“Calling the question” can be a valuable protection against windbags or small groups filibustering to bog down the clear intent of the vast majority, but in the hands of impatient Type-A personalities, it can turn meetings into breezy but uninformative races to adjourn, or prevent the airing of minority points of view. Yes, we want to get on with business, but we are also here to deliberate and be informed before voting. It may seem very business-like to slam through motions and approvals without discussion, but, like leaving the concert or ball game before the end to beat the traffic, it misses the point, and is ultimately irresponsible and shortsighted.
A wise chair recognizes that impatience with the length or breadth of discussions can indicate larger problems of varying deliberation expectations among board members. Facilitation, and knowing when to cut things off, must often be artful. Even when a character like Karl Mathiasen’s “Johnny One-Note,” from “All A-board” (NPQ, Fall 2003), annoys us with repetition of his issue, it may be quicker to encourage his interest than to try repeatedly to shut him up. (One method to alter the dynamic of Johnny as the sole champion of the particular issue that he beats to death is to assign other champions, asking him to leave it in their trust to pursue.)
In short, chairing a board takes a sensibility that mixes nurture and dispassion (in fact, being one lone member of a board takes much of the same). So when dialogue starts to misfire, instead of trying to tamp it down or bludgeon it with one of Robert’s Rules, boards need to explore the reasons why and be open about what they think is a healthy depth of deliberation.

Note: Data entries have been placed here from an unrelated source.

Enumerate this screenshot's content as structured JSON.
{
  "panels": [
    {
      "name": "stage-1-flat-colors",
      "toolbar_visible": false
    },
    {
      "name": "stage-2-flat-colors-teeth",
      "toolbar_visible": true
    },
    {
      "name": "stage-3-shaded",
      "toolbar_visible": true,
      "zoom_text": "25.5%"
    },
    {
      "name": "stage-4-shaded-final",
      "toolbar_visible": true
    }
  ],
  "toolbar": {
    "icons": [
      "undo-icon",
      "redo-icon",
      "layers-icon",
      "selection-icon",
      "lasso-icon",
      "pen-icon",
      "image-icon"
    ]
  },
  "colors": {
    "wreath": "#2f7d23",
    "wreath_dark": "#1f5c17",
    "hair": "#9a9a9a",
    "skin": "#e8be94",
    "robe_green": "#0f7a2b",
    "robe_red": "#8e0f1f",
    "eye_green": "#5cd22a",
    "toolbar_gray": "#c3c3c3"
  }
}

Jon Pratt is a contributing editor with the Nonprofit Quarterly and executive director of the Minnesota Council of Nonprofits.